■ **What is expected**:
What is needed is an exact copy of the data that follows.

+--

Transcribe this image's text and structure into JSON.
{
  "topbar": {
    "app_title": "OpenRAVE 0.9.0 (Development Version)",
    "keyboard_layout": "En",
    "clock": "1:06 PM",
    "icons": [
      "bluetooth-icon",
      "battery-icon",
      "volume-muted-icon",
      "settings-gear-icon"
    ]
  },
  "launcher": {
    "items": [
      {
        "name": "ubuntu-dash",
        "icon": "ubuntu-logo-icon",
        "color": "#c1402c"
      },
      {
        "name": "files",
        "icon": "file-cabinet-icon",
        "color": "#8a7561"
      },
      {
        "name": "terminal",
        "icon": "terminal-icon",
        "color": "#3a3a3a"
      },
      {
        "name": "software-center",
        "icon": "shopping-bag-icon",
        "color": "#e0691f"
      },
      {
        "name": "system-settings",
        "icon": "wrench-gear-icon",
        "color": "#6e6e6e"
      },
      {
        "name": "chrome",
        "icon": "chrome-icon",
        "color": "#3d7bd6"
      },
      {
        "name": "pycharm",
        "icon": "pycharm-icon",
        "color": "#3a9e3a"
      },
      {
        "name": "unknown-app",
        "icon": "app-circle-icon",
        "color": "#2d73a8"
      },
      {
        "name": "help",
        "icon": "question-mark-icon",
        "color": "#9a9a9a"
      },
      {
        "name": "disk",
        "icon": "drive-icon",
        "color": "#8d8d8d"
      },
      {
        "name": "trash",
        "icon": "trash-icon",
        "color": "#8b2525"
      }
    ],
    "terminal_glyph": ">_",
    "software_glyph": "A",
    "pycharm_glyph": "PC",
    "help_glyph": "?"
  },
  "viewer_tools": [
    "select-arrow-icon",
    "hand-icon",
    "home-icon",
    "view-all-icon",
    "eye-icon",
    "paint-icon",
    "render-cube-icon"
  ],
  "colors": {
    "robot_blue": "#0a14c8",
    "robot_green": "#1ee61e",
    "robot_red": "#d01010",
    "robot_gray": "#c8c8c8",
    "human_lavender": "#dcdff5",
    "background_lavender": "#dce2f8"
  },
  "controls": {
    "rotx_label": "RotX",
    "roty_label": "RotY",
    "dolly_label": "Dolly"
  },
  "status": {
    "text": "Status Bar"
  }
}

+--

■ **Exercise answer**:
Transcribe this image's text and structure into JSON.
{
  "topbar": {
    "app_title": "OpenRAVE 0.9.0 (Development Version)",
    "keyboard_layout": "En",
    "clock": "1:06 PM",
    "icons": [
      "bluetooth-icon",
      "battery-icon",
      "volume-muted-icon",
      "settings-gear-icon"
    ]
  },
  "launcher": {
    "items": [
      {
        "name": "ubuntu-dash",
        "icon": "ubuntu-logo-icon",
        "color": "#c1402c"
      },
      {
        "name": "files",
        "icon": "file-cabinet-icon",
        "color": "#8a7561"
      },
      {
        "name": "terminal",
        "icon": "terminal-icon",
        "color": "#3a3a3a"
      },
      {
        "name": "software-center",
        "icon": "shopping-bag-icon",
        "color": "#e0691f"
      },
      {
        "name": "system-settings",
        "icon": "wrench-gear-icon",
        "color": "#6e6e6e"
      },
      {
        "name": "chrome",
        "icon": "chrome-icon",
        "color": "#3d7bd6"
      },
      {
        "name": "pycharm",
        "icon": "pycharm-icon",
        "color": "#3a9e3a"
      },
      {
        "name": "unknown-app",
        "icon": "app-circle-icon",
        "color": "#2d73a8"
      },
      {
        "name": "help",
        "icon": "question-mark-icon",
        "color": "#9a9a9a"
      },
      {
        "name": "disk",
        "icon": "drive-icon",
        "color": "#8d8d8d"
      },
      {
        "name": "trash",
        "icon": "trash-icon",
        "color": "#8b2525"
      }
    ],
    "terminal_glyph": ">_",
    "software_glyph": "A",
    "pycharm_glyph": "PC",
    "help_glyph": "?"
  },
  "viewer_tools": [
    "select-arrow-icon",
    "hand-icon",
    "home-icon",
    "view-all-icon",
    "eye-icon",
    "paint-icon",
    "render-cube-icon"
  ],
  "colors": {
    "robot_blue": "#0a14c8",
    "robot_green": "#1ee61e",
    "robot_red": "#d01010",
    "robot_gray": "#c8c8c8",
    "human_lavender": "#dcdff5",
    "background_lavender": "#dce2f8"
  },
  "controls": {
    "rotx_label": "RotX",
    "roty_label": "RotY",
    "dolly_label": "Dolly"
  },
  "status": {
    "text": "Status Bar"
  }
}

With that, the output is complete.